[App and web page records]
-- Opening Marker --

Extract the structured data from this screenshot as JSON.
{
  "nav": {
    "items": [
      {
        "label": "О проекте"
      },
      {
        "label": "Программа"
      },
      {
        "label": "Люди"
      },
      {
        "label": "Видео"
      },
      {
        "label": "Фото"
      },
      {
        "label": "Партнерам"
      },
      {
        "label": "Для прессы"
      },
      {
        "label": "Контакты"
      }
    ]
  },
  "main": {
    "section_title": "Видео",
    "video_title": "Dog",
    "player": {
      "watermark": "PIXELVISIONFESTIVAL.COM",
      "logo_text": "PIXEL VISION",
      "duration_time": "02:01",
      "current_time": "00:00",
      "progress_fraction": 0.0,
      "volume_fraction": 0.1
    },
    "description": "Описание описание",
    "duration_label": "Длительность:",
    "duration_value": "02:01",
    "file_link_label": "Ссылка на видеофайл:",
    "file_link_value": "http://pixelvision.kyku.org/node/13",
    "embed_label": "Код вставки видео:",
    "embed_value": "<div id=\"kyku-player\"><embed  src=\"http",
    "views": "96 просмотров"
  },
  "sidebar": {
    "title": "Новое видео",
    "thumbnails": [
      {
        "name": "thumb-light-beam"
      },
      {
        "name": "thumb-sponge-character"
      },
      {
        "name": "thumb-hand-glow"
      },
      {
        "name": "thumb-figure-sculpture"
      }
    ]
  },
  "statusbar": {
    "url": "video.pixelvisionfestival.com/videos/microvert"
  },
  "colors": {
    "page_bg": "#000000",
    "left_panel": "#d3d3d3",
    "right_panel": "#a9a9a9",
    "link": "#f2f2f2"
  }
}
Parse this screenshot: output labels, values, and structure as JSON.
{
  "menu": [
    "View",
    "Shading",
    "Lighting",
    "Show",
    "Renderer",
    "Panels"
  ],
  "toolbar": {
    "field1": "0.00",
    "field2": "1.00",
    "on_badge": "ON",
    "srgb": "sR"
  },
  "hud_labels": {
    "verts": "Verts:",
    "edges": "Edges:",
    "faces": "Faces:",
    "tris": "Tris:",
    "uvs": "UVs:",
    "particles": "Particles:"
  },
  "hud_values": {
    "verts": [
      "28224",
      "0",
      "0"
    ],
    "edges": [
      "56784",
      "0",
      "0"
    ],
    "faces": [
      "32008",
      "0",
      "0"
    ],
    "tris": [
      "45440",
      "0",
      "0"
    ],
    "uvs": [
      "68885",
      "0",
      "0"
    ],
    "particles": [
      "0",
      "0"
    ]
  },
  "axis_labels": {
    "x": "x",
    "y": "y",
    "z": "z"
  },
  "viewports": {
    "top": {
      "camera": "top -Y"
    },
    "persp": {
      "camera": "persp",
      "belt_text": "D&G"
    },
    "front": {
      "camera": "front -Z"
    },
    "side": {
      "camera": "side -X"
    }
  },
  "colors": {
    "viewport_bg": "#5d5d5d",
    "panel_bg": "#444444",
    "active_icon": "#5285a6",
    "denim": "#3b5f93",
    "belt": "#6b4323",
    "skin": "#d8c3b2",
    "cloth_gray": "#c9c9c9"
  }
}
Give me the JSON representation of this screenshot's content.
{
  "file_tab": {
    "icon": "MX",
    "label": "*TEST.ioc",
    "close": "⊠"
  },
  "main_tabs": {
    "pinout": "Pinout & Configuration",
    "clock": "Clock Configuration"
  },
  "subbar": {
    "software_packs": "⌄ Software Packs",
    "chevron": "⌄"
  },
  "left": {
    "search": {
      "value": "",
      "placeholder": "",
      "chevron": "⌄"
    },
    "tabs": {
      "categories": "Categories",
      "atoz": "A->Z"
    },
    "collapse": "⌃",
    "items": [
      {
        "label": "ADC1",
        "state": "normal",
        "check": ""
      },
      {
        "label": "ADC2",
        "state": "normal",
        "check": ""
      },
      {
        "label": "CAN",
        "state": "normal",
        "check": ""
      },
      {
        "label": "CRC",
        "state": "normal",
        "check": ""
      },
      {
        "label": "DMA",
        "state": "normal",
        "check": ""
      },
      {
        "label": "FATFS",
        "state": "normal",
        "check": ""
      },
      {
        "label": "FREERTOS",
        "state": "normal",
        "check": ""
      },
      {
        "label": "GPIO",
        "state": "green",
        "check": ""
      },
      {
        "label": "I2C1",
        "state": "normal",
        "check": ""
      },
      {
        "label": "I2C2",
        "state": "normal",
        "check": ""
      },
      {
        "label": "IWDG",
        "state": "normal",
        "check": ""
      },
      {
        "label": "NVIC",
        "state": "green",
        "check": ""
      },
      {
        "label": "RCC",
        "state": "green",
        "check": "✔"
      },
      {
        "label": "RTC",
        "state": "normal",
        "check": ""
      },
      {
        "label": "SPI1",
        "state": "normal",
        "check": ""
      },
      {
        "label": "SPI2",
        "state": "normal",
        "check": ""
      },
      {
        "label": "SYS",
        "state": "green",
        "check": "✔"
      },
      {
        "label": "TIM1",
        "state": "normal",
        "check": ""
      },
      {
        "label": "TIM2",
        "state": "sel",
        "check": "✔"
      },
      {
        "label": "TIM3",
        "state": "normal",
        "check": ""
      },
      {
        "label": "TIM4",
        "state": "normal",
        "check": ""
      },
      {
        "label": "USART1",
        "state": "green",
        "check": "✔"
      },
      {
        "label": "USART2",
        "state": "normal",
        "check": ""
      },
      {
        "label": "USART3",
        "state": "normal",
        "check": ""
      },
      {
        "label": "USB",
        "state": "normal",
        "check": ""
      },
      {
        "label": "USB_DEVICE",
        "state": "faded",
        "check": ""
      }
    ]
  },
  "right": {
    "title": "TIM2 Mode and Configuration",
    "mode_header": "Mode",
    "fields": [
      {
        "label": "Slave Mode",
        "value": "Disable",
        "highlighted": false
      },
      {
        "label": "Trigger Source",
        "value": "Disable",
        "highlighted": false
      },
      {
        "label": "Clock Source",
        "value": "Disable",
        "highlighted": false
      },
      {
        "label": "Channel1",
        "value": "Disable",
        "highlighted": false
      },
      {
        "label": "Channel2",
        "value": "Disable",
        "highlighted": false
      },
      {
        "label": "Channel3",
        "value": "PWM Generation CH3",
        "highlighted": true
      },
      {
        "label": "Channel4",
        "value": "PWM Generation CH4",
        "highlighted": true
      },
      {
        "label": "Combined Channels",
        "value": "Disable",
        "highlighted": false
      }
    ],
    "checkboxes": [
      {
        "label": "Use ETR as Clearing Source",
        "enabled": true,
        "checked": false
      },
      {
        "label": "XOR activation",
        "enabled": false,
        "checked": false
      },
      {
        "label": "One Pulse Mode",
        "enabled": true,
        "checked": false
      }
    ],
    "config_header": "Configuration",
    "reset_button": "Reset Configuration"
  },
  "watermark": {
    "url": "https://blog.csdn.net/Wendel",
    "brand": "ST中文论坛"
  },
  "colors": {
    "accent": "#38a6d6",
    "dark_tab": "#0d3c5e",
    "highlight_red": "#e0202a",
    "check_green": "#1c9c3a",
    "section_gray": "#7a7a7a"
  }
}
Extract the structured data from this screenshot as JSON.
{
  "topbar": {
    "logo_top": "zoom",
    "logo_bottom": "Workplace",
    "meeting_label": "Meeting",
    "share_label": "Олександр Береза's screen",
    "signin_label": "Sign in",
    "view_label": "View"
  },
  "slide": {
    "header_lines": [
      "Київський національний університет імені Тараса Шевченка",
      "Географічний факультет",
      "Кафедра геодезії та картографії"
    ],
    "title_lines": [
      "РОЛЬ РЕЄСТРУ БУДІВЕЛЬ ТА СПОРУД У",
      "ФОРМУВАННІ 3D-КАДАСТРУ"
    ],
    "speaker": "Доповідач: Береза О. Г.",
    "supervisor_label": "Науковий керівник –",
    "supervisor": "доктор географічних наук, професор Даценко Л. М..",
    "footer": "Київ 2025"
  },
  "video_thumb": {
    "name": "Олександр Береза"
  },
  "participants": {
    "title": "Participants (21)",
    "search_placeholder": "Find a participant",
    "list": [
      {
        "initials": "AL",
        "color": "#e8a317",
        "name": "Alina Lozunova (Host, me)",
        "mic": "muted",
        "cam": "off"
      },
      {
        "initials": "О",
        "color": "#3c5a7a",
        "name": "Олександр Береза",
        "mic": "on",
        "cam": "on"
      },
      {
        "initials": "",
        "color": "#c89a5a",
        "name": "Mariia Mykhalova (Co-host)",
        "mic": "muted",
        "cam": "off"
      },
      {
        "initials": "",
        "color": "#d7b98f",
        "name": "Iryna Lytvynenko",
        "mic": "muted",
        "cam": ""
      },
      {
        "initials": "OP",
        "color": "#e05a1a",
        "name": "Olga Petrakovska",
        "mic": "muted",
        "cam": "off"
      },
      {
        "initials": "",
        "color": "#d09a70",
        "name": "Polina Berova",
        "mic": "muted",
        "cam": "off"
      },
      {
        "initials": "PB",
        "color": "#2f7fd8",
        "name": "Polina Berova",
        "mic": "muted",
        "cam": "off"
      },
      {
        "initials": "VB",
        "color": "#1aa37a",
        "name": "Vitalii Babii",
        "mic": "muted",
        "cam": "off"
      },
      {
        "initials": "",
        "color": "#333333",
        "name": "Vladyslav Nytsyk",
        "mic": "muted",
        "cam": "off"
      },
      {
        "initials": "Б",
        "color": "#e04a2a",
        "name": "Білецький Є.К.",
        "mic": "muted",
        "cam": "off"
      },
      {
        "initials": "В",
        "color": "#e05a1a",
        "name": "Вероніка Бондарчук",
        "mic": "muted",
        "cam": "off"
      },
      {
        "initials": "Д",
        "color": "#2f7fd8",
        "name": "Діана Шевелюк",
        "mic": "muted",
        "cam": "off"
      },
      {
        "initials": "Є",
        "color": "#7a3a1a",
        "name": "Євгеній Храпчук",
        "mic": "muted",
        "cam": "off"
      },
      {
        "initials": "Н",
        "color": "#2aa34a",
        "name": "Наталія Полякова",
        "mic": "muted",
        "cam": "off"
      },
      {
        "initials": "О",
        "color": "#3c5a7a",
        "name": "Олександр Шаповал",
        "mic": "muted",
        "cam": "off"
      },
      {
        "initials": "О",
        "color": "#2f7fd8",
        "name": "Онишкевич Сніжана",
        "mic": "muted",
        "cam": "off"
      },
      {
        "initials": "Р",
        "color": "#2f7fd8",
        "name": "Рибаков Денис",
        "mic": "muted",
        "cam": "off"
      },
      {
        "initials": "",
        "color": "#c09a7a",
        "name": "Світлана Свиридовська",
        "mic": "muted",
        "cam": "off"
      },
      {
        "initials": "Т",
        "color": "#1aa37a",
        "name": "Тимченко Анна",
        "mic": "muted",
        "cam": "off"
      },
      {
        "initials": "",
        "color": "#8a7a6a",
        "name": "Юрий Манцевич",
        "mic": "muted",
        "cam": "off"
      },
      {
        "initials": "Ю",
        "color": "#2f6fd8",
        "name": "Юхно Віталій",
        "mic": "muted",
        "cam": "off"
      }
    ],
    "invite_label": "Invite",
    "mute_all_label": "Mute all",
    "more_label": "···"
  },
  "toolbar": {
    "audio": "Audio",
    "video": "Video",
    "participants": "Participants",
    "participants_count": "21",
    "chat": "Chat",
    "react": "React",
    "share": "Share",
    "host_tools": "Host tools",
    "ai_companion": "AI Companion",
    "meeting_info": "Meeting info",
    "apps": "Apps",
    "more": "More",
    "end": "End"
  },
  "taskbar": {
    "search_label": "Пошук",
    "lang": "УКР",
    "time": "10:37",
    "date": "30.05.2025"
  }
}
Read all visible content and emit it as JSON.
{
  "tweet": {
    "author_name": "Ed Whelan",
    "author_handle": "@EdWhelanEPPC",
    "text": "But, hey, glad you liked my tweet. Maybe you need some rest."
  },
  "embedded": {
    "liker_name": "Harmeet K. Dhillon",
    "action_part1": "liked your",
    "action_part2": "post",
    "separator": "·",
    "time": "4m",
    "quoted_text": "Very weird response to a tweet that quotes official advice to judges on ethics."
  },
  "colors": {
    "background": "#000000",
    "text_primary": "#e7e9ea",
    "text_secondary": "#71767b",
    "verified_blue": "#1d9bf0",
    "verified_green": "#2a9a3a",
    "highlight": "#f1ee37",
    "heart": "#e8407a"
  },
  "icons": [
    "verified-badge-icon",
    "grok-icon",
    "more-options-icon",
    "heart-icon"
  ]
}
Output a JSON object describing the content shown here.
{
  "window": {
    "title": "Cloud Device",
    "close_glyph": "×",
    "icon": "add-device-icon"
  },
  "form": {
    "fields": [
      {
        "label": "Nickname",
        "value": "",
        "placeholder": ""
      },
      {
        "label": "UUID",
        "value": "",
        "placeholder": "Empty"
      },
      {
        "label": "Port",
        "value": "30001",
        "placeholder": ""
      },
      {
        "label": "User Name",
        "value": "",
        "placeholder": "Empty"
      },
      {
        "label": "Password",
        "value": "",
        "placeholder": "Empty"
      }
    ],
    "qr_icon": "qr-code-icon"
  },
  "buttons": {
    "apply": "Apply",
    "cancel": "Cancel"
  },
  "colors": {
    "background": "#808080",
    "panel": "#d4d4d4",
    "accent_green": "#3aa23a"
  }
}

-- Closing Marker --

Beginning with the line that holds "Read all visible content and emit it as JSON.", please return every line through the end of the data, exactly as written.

Read all visible content and emit it as JSON.
{
  "tweet": {
    "author_name": "Ed Whelan",
    "author_handle": "@EdWhelanEPPC",
    "text": "But, hey, glad you liked my tweet. Maybe you need some rest."
  },
  "embedded": {
    "liker_name": "Harmeet K. Dhillon",
    "action_part1": "liked your",
    "action_part2": "post",
    "separator": "·",
    "time": "4m",
    "quoted_text": "Very weird response to a tweet that quotes official advice to judges on ethics."
  },
  "colors": {
    "background": "#000000",
    "text_primary": "#e7e9ea",
    "text_secondary": "#71767b",
    "verified_blue": "#1d9bf0",
    "verified_green": "#2a9a3a",
    "highlight": "#f1ee37",
    "heart": "#e8407a"
  },
  "icons": [
    "verified-badge-icon",
    "grok-icon",
    "more-options-icon",
    "heart-icon"
  ]
}
Output a JSON object describing the content shown here.
{
  "window": {
    "title": "Cloud Device",
    "close_glyph": "×",
    "icon": "add-device-icon"
  },
  "form": {
    "fields": [
      {
        "label": "Nickname",
        "value": "",
        "placeholder": ""
      },
      {
        "label": "UUID",
        "value": "",
        "placeholder": "Empty"
      },
      {
        "label": "Port",
        "value": "30001",
        "placeholder": ""
      },
      {
        "label": "User Name",
        "value": "",
        "placeholder": "Empty"
      },
      {
        "label": "Password",
        "value": "",
        "placeholder": "Empty"
      }
    ],
    "qr_icon": "qr-code-icon"
  },
  "buttons": {
    "apply": "Apply",
    "cancel": "Cancel"
  },
  "colors": {
    "background": "#808080",
    "panel": "#d4d4d4",
    "accent_green": "#3aa23a"
  }
}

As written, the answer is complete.